Cablegate: Verdict Reached in Trial of Murdered Sudanese Journalist
DE RUEHKH #1767 3171232
ZNR UUUUU ZZH
R 131232Z NOV 07
FM AMEMBASSY KHARTOUM
TO SECSTATE WASHDC 9150
UNCLAS KHARTOUM 001767
DEPT FOR AF/SPG, DS/IP/AF, and DS/OPO/FPD
E.O. 12958: N/A
TAGS: PHUM PGOV KDEM SCUL ASEC SU
SUBJECT: VERDICT REACHED IN TRIAL OF MURDERED SUDANESE JOURNALIST
1. (SBU) On November 10 a Khartoum criminal court convicted ten
individuals in the 2006 murder of prominent Sudanese journalist
Mohamed Taha Mohamed Ahmed, including a U.S. Embassy local guard.
While most press reports indicated that the convicted men were all
from the troubled Darfur region, an Embassy investigator told poloff
that they came from various regions and tribes. The presiding judge
sentenced the ten men to death by hanging; the defense team has said
that it will appeal the verdict.

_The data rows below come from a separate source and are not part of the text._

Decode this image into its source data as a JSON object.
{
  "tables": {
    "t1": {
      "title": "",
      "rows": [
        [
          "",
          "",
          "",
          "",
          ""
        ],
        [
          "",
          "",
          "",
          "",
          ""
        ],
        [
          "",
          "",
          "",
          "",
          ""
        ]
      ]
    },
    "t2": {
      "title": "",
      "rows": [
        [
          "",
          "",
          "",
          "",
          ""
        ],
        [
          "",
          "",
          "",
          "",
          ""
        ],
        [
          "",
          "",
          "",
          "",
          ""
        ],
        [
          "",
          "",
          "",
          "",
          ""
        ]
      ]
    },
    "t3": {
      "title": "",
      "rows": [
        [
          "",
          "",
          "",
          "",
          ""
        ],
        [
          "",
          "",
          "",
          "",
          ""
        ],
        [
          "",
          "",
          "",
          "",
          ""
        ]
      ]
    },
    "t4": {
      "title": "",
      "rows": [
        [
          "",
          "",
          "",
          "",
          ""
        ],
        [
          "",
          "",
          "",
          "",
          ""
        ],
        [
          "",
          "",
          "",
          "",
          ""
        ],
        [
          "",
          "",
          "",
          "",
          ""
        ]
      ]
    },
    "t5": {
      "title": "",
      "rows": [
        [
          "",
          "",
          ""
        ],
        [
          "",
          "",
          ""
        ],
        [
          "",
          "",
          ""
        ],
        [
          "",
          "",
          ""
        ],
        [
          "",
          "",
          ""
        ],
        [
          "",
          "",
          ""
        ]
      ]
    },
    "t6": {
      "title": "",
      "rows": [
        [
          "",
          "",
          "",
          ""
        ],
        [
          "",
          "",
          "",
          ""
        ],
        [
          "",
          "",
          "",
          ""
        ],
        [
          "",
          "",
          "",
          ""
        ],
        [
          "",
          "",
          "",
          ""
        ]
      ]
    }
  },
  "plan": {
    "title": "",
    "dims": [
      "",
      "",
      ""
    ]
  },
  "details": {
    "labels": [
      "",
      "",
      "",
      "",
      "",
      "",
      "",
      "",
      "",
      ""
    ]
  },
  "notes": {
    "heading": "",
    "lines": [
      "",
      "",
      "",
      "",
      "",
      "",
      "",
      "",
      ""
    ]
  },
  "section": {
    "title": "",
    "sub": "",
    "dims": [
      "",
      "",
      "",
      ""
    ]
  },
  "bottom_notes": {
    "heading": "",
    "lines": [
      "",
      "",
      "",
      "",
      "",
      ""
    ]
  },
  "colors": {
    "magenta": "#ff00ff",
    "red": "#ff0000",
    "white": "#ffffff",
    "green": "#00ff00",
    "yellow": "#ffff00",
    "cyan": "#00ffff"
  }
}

2. (SBU) During the investigation and subsequent trial, local
Embassy investigators and guards presented statements to the court
on behalf of the detained employee (who is from the Fur tribe), who
was on duty at the time the crime allegedly took place. The employee
told Embassy investigators that he had been instructed by his
arrestors to confess, and to claim that he had used an Embassy
vehicle during the crime (which he refused to do, telling them that
guards were not permitted to drive Embassy vehicles). Amnesty
International and the United Nations Mission in Sudan have reported
that the detainees were tortured in order to extract confessions.
3. (SBU) On September 5, 2006 masked assailants kidnapped Mohamed
Taha, the editor-in-chief of 'Al Wafaq,' from his home in Khartoum;
his decapitated body was found the following day south of the city.
The murder shocked the country, drawing parallels to Al Qaeda
killings in Iraq. The editor had faced criminal charges in May 2005
after republishing an article regarding the origins of the Prophet
Mohamed and a court had ordered 'Al Wafaq' to suspend publication
for three months. The editor had also angered many Darfuris after
publishing articles criticizing the morals of Darfuri women.
Following the editor's murder, a Khartoum court barred newspapers
from reporting on the criminal investigation; this ban continued
throughout the trial, as well.
4. (SBU) More than 70 people were detained during the five month
investigation, mostly of Darfuri origin. According to the United
Nations Mission in Sudan, several were forced to claim affiliation
with Darfur rebel groups. Nineteen individuals, including two women,
were ultimately charged in connection with the murder. The trial
opened in Khartoum on February 21. In August, nine of the defendants
were acquitted for lack of evidence. Defense lawyers pleaded not
guilty for the remaining 10 defendants.